Cluster differentiation gene (CD14) is a family of monocyte differentiating genes that works in conjunction with lipopolysaccharide binding protein (LBP), forming a complex with TLR4 or LY96 to mediate innate immune response to pathogens. In this paper, we used different computational methods to elucidate the evolution of CD14 gene coding region in 14 mammalian species. Our analyses identified leucine rich repeats (LRRs) as the only significant domain across the CD14 protein of the 14 species, presenting with frequencies ranging from 1-4. Importantly, we found signal peptides located at mutational hotspots demonstrating this gene is conserved across these species. Out of the 10 selected variants analyzed in this study, only 6 were predicted to possess significant deleterious effect. Our predicted protein interactome showed a significant varying protein-protein interaction with CD14 protein across the species. This may be important for drug target and therapeutic manipulation for the treatment of many diseases. We conclude that these results contribute to our understanding of the CD14 molecular evolution, which underlays varying species response to complex disease traits.

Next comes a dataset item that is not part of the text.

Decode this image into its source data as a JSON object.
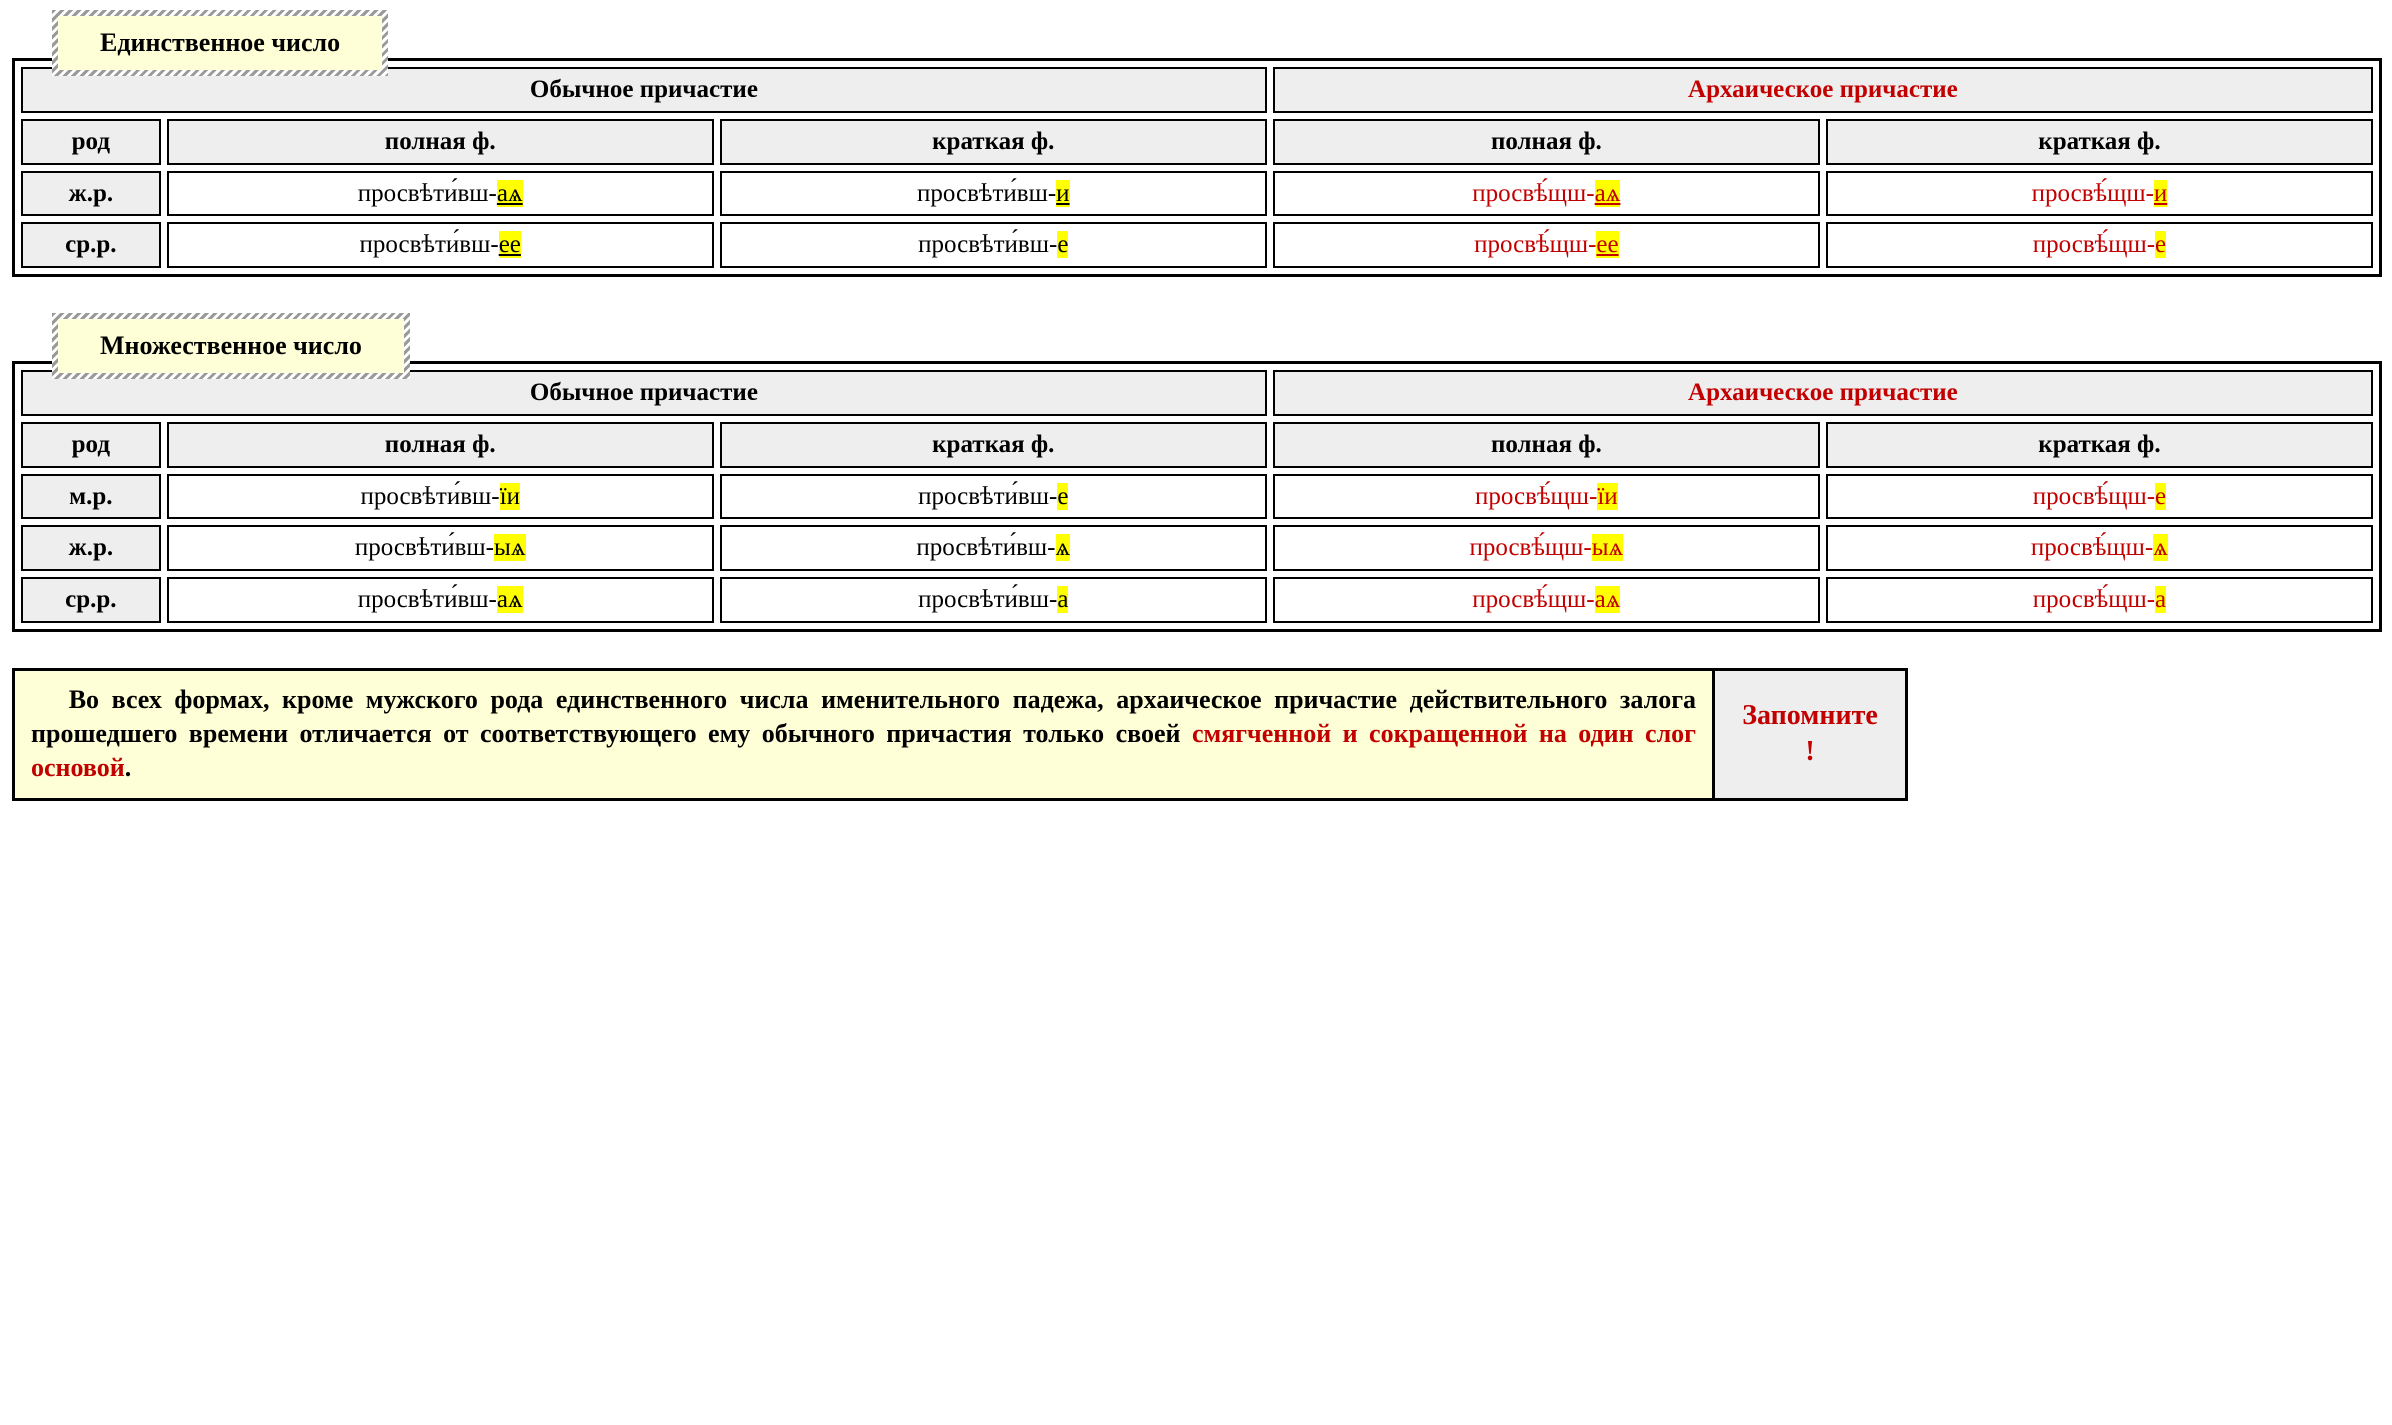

We have revised the abstract and some parts of the whole manuscript. Previous Tables 1 and 2 have been merged into a single table (Table 1). Previous Tables 3, 4 and 5 have been reordered using phylogenetic classification. Figures 1 and 7 have been redrawn.